“They Took Us Away From Each Other”: Lost Inside America’s Shadow Foster System
Across the country, unregulated “shadow” foster care is severing parents from children — who often wind up abandoned by the system that’s supposed to protect them.
When a staph infection killed Molly Cordell’s mother just before Halloween in 2015, Molly felt, almost immediately, as if she were being shoved out of her own life. At 15, she and her sister, Heaven, who was a year younger, had no idea where they would go. Their dad had been in and out of their lives for most of their childhood. His grief, as their mother lay dying, sent him spinning. It seemed to the girls that he was on too much meth, and whenever he used, he got mean and crazy. Once, he made Heaven watch him set their mom’s Chevy truck on fire. Their older brother, Isaiah, left their home in the foothills of the Great Smoky Mountains when their mom was still alive, and the teenage girls depended on each other. Molly was deaf in her left ear, and her sister always asked others to speak loudly for her. They shared the same group of friends, the same tanks and capri pants.
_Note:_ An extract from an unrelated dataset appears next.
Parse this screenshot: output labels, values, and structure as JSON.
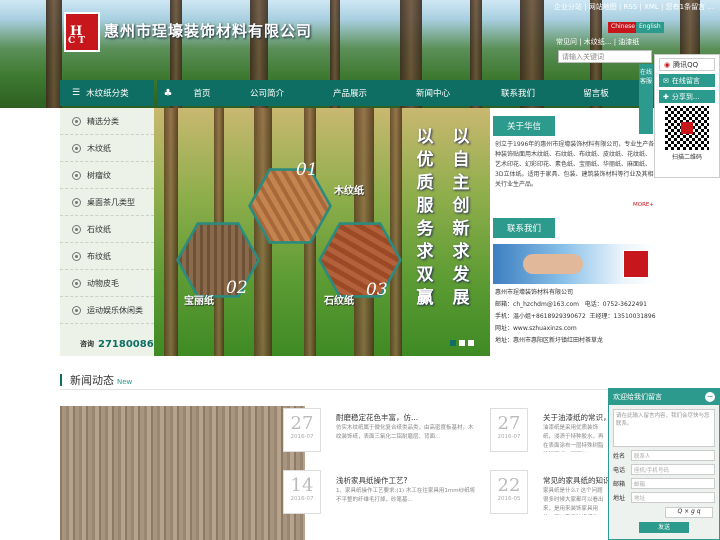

Although Molly had her own bedroom, she slept on the couch in Heaven’s.
The girls moved in with their grandmother, up the road from their wood-paneled house in Cherokee County, North Carolina, a poor, sprawling region at the southwesternmost edge of the state. Their dad lived in a camper in the yard. Their grandmother, too, was trapped in an angry stage of mourning, looking for someone to blame for her daughter’s death. She kept telling Molly and Heaven that it was their fault — if only they’d taken better care of their mom, she might be alive. Molly was starting to believe it.